To listen to House Democrats' — and Liz Cheney's and Adam Kinzinger's, but I repeat myself — shrieks of hysteria from the opening nights of the Jan. 6 House Select Committee dais is to hearken back to the Soviet-era show trials of yesteryear. Vladimir Lenin, as the veteran conservative commentator Roger Kimball reminds us, referred to them as "model trials," wherein the "aim isn't to discover the truth — which was supposedly already known — but to stage a propagandist exhibition."
For Democrats, the aim of the Jan. 6 Select Committee's "propagandist exhibition" is twofold: First, to attempt (in vain) to distract a besieged citizenry from the myriad problems now tearing asunder the country, under their leadership, in this midterm election year; and second, to lay the foundation for a Justice Department indictment against the 45th president that could hamstring his efforts to seek a second term come 2024.
To anyone paying even a modicum of attention — and I'd recommend no more than that — to the committee's theatrics, it is obvious that the game is rigged. Consider as but one data point how Cheney, who will be looking for a new job come January, deliberately edited Donald Trump's "Stop the Steal" exhortation from that fateful rally so as to omit the fact that he urged his supporters to make their way to the Capitol "peacefully and patriotically."
Or how about the fact that the committee has thus far made no effort to subpoena the families of the roughly 800 people who have been arrested — and sometimes placed in solitary confinement, per columnist Julie Kelly's exceptional reporting — for wandering in and traipsing around the Capitol, often shepherded right in by Capitol Police? Curious, that. A legitimate committee interested in investigation and arriving at the truth would surely want to call some of those families as witnesses. Perhaps that hypothetical legitimate committee would also be interested in hearing from the family of Ashli Babbitt, the Air Force veteran fatally shot on that day by a subsequently exonerated Capitol Police officer. Alas.

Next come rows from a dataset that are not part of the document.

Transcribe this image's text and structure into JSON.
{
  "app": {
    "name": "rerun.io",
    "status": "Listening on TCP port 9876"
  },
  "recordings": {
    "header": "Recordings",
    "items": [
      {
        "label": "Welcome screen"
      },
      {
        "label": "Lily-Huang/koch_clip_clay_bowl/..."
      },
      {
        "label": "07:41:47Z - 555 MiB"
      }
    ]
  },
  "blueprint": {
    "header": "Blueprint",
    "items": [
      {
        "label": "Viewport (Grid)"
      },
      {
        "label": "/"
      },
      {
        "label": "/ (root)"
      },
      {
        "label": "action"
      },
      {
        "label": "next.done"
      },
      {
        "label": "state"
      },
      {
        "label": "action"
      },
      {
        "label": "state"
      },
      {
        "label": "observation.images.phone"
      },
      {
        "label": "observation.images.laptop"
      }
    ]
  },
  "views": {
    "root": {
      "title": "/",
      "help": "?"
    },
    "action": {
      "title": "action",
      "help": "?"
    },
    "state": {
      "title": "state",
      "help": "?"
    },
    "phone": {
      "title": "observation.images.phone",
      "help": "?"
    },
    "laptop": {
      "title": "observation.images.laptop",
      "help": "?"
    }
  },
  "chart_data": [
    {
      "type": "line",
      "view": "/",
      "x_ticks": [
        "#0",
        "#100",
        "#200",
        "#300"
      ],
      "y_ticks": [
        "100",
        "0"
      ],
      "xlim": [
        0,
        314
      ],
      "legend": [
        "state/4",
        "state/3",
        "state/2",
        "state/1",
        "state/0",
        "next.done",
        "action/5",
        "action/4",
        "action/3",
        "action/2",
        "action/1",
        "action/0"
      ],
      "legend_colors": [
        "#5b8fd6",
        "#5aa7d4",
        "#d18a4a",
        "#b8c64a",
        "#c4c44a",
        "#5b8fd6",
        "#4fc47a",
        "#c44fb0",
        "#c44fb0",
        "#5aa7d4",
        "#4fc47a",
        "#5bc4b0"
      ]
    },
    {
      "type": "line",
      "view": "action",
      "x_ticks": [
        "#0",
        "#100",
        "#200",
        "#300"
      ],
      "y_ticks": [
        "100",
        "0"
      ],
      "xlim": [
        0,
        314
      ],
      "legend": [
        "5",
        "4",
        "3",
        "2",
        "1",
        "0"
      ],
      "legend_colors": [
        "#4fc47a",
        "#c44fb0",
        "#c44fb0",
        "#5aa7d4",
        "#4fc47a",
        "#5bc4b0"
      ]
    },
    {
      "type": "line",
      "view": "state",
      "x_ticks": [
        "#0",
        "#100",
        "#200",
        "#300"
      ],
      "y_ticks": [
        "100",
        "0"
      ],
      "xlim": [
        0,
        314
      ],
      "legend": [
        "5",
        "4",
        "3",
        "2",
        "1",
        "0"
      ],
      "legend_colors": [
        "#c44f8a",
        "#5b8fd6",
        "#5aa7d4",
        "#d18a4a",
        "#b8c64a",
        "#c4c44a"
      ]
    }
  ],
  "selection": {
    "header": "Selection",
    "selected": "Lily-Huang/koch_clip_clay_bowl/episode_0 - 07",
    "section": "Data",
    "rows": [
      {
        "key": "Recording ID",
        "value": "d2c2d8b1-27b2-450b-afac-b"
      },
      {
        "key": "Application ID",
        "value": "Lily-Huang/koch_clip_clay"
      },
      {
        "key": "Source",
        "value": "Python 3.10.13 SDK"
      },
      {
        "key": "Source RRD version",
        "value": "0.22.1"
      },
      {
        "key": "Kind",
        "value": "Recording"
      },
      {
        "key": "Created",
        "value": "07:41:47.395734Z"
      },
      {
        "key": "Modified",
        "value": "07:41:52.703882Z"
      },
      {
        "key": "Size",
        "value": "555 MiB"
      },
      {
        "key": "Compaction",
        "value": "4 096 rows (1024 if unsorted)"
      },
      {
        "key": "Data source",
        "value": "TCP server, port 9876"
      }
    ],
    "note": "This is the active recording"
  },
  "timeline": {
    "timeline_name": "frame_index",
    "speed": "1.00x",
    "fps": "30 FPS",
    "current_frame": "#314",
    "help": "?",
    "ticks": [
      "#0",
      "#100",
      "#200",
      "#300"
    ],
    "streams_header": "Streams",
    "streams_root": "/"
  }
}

Instead, to take Democrats at their word — an always-dubious endeavor — is to believe that Jan. 6, 2021, represented the closest thing to an "insurrection" since the Confederate attack on Fort Sumter in April 1861. To be sure, some — a very small minority — of the protesters who made their way into the Capitol on that day did so with malicious intent. And that very small minority should be prosecuted to the fullest extent of the law. But as a whole, Jan. 6, 2021, looks something like a limper version of the Whiskey Rebellion of the 1790s, which amounts to no more than an asterisk in the high school history textbooks.
But the Democrats have found their "insurrection" — and they want to make the dreaded Orange Man, conductor of this benighted orchestra, pay for what he has wrought. Or so they tell us.
The Democrats' obsession with the word "insurrection" raises an obvious additional question, though: How might we describe the recent attempt — thankfully aborted at the last moment — by a deranged California man to assassinate Trump-nominated Supreme Court Associate Justice Brett Kavanaugh, following last month's seminal leak of the draft majority opinion in the Dobbs v. Jackson Women's Health Organization abortion case?
Black's Law Dictionary defines an "insurrection" as "a rebellion, or rising of citizens or subjects in resistance to their government." Surely, any sober assessment of the trajectory of events pertaining to the Court's possible overturning of Roe v. Wade — from Chuck Schumer nakedly threatening Justices Kavanaugh and Neil Gorsuch from the Court's steps to the unprecedented Dobbs leak to the now-month and a half of grueling (and illegal) "protests" outside the conservative justices' homes to the closest thing to a high-profile politically motivated assassination in America since Robert F. Kennedy in 1968 — would lead one to conclude that this intimidation campaign against the Court, culminating in a literal assassination plot, amounts to a soft "insurrection."
And it is definitely more of an "insurrection" — more of a straightforward attempt to rebel and implement a coup against our constitutional edifices — than what happened on Jan. 6, 2021.
Nonetheless, after the Senate last month unanimously passed a bill to increase security for the Supreme Court justices in the aftermath of the Dobbs leak, it languished on Speaker Nancy Pelosi's desk. That bill finally passed the House this week — against the repulsive dissenting votes of 27 House Democrats. Alexandria Ocasio-Cortez even openly bragged about her efforts to block the bill's passage. If she had any sense of shame, she'd hide her head in a bag.
On Wednesday, Senate Minority Leader Mitch McConnell issued a statement that concluded with this admonition: "The same Democrats who want to make a national spectacle out of their supposed opposition to political violence will not even call out violence and intimidation from their own side. Let alone fulfill their oaths and put a stop to it." No reasonable observer of our fractious politics can disagree with that bleak assessment. Because for Democrats, what constitutes an actual "insurrection" is merely in the eye of the beholder.